You might not know this about me, but I have rainbow children. You know, kids with alphabet soup letters attached to them, specifically LGBTQ?
It’s partly why I made these wings on the front of my gallery. I mean, I started them with the idea that I was going to participate in a fundraiser/publicity event. If you haven’t heard about it, the local hospital started an endowment to help local cancer patients to pay for their care. The people of Ludington decided to go for a Guiness World Record for the most sand angels to raise awareness. A lot of businesses in town decided to make angel wings for people (or their pets) to pose in front of and to encourage people to donate to the fund.

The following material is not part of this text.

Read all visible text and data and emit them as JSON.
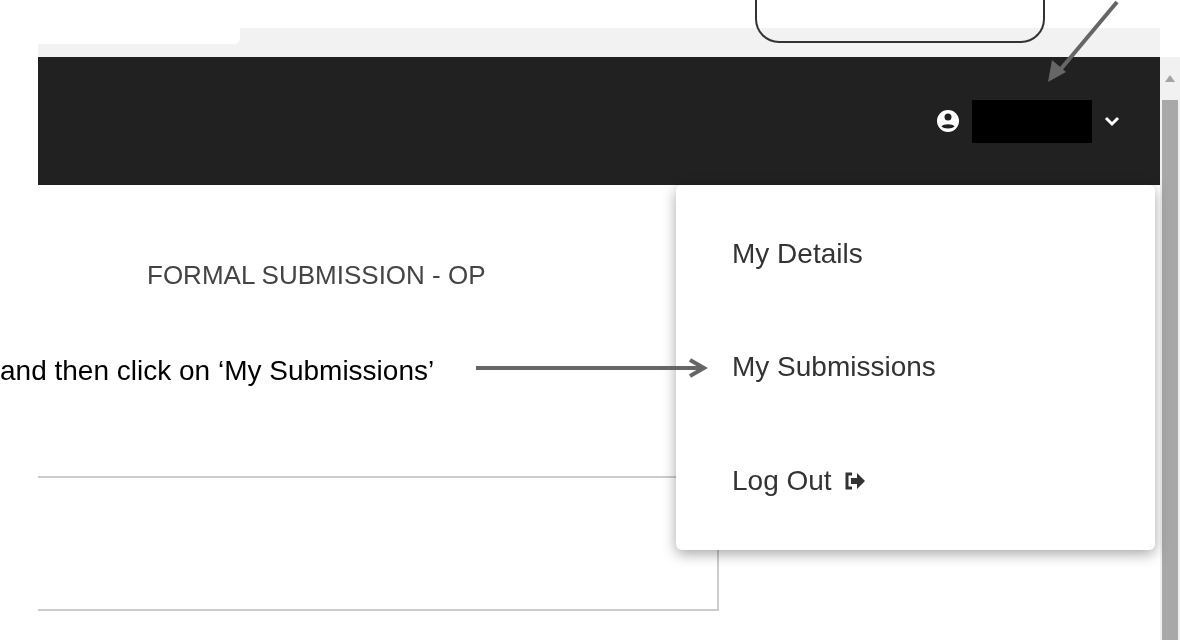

That’s what I was doing, too, when I created these wings.
I put them on my big front picture window in front of the gallery with the intent of filling them in with blue and aqua and green, like a macaw’s wings. But when I got to the point where I needed to add the colors, I reached for the red instead, and before I knew it I had made rainbow wings.

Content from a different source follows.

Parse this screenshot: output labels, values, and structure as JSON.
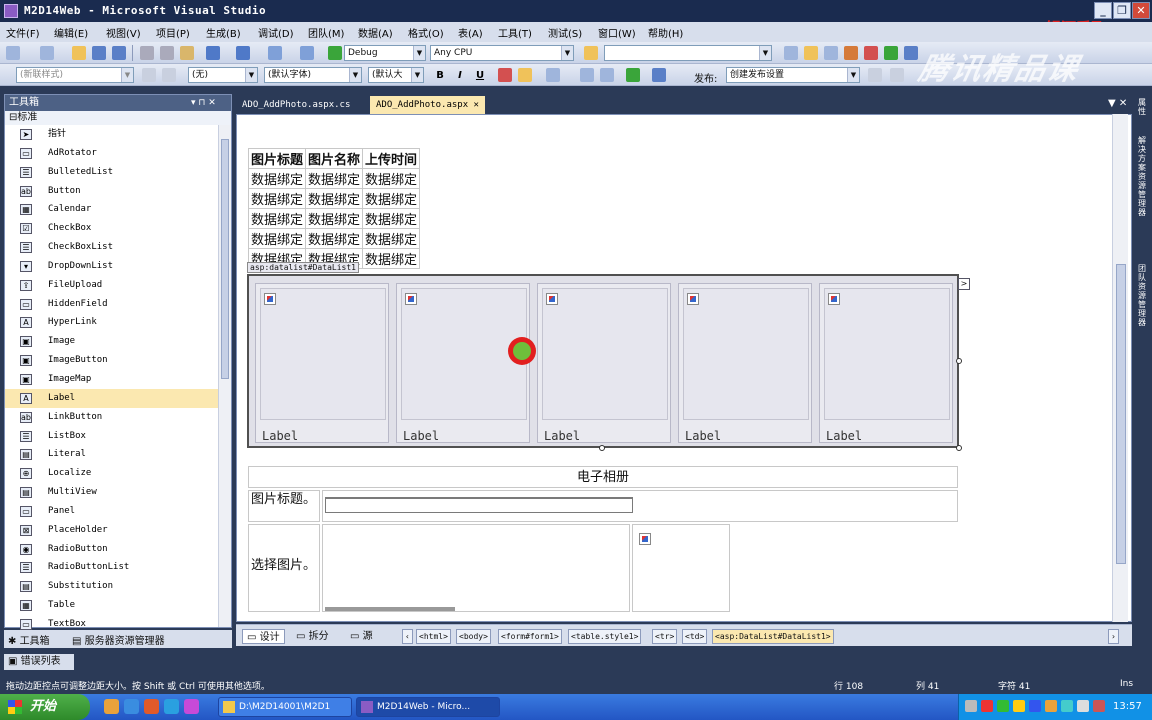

I have a history of rainbow-izing things. Way back when I decided to paint the wrought iron pillars on my porch in rainbow colors. At that time I was already a rainbow mom, but I didn’t know it yet. Eventually my daughter told me she liked girls and I hoped like hell it was a phase she was going through. I advised her to wait and see if things changed. And bless her heart, she did try to date boys. It didn’t work very well.
But I still wasn’t ready to accept her as gay. Her dad’s reaction was so much better. When she told him, he said, “I totally understand, because I like girls, too.”
And then when my middle child told me she was trans, I still couldn’t accept it. I thought, this is because of the internet! Instead of feeling lucky that my kid felt secure enough to share this very personal thing with me, I did everything I could to convince myself and her that she’d made a mistake. Was she sure she wanted to be this way when the whole world was going to hate her for it?
What a dumb question! Who chooses to be reviled and hated? No one, that’s who. We all want to be loved. We all deserve to be loved, no matter who we love.
But I had issues. I thought I had everything all figured out. But I couldn’t get my head around this.
Growing up, I had no experience with gay, unless you count bad ones. My brothers used to brag about “beating up queers” in Saugatuck. No one censured them for it. Gay people were viewed as twisted in my family, and “asking for it.” I had a vague idea that this was not right, but I never did anything about it. It didn’t touch me, personally. I didn’t know anyone who was gay, or if I did, I wasn’t aware of it.
My mom used to reminisce about her favorite cousin. He was a snazzy dresser, he had a convertible, he used to take her and her sister out dancing. And he was so polite! A real gentleman, she said. Later, I figured out that he was gay. She never talked about him that way because, you know, it wasn’t talked about when she was young.
I had no early training on how to be a parent to gay kids, unless it was negative training. And I carried this with me through my adult life. When my kids came out to me, my first thought was, “What will my family think?” Because that really scared me. I was afraid my family would disapprove and that they would blame me for the way my kids were.
Thank god for my husband. He was so normal about it all, that it helped me think of it as normal, too. And I did a lot of reading. I talked to people. I wrote about it. I mean, I love my kids, all of them, no matter their gender. They’re my kids. They’re the people I’m the most passionate about, the ones I’d defend with my life. I want them to be happy, more than I want my parents or siblings to be happy.
I’m still figuring it out, of course. And these wings are part of my process. I made them for all the rainbow children and rainbow parents here in Ludington. The wings are part of the fundraiser, too, but mostly they’re for my tribe, my rainbow people. Fly, be free.